» Data supplied

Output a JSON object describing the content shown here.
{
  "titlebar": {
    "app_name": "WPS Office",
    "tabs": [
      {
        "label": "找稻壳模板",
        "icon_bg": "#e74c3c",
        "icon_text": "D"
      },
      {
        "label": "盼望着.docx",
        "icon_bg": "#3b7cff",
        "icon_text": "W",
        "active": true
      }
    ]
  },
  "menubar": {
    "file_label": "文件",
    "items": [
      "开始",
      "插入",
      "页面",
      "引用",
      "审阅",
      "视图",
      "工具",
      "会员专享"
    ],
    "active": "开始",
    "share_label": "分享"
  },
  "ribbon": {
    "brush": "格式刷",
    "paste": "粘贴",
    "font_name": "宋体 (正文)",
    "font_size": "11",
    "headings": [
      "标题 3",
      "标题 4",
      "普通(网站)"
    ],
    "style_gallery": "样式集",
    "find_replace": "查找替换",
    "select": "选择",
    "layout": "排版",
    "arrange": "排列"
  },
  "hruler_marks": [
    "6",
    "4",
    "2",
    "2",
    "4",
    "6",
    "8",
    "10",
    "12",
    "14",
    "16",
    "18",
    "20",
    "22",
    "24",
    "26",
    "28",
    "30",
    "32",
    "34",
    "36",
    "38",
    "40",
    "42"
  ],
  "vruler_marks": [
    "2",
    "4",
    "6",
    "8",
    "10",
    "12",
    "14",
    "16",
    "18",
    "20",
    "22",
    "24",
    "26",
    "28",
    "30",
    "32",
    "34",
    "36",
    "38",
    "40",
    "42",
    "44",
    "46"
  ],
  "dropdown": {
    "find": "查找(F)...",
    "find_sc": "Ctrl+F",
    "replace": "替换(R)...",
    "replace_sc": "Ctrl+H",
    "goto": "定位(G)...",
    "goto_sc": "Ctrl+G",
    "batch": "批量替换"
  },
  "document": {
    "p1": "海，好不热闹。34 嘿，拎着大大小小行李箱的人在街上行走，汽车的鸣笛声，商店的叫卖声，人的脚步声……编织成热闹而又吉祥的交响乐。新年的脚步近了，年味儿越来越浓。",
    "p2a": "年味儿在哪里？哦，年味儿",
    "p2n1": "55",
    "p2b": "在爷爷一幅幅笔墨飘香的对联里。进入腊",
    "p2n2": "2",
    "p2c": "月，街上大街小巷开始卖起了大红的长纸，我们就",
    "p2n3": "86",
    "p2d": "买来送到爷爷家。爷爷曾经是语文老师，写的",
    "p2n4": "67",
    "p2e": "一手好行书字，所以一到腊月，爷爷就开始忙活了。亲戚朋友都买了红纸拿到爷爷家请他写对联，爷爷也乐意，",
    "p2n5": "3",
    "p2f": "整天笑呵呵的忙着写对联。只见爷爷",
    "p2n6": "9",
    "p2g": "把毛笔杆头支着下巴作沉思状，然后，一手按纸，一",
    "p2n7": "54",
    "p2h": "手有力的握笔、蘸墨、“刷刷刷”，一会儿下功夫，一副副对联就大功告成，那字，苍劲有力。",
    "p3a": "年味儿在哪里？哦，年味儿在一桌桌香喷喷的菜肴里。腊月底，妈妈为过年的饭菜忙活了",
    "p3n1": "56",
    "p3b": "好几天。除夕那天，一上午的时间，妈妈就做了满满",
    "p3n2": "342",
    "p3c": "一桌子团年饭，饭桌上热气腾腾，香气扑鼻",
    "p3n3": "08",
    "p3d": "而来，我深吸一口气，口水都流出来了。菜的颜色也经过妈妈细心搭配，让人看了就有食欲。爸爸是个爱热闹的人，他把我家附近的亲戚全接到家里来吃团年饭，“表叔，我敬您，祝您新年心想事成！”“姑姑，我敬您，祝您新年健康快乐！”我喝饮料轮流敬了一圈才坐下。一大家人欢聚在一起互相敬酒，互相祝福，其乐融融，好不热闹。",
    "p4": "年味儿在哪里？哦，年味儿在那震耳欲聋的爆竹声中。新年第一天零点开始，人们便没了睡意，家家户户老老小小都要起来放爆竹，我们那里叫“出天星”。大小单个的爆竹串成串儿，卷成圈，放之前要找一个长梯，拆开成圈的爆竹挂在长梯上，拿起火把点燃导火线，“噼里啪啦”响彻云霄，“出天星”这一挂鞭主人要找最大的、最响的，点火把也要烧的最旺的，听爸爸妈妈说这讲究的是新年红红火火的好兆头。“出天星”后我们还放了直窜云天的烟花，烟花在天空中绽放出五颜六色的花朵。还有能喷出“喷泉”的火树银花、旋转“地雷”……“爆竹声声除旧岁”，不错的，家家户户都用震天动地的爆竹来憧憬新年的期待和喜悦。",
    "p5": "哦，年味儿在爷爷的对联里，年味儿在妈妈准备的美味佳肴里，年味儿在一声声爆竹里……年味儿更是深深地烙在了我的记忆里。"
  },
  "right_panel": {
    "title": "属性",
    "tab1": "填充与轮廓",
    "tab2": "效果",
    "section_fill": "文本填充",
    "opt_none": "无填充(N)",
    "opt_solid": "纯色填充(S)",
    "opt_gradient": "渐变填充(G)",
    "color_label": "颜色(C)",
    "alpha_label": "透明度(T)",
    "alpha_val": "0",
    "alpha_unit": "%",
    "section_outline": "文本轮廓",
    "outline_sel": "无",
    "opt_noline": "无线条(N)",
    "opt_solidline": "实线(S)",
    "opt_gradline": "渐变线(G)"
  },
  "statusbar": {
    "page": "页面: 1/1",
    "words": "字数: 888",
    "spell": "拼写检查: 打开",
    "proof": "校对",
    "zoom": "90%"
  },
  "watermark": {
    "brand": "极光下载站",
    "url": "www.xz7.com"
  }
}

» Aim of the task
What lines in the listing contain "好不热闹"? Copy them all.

» Solution
    "p1": "海，好不热闹。34 嘿，拎着大大小小行李箱的人在街上行走，汽车的鸣笛声，商店的叫卖声，人的脚步声……编织成热闹而又吉祥的交响乐。新年的脚步近了，年味儿越来越浓。",
    "p3d": "而来，我深吸一口气，口水都流出来了。菜的颜色也经过妈妈细心搭配，让人看了就有食欲。爸爸是个爱热闹的人，他把我家附近的亲戚全接到家里来吃团年饭，“表叔，我敬您，祝您新年心想事成！”“姑姑，我敬您，祝您新年健康快乐！”我喝饮料轮流敬了一圈才坐下。一大家人欢聚在一起互相敬酒，互相祝福，其乐融融，好不热闹。",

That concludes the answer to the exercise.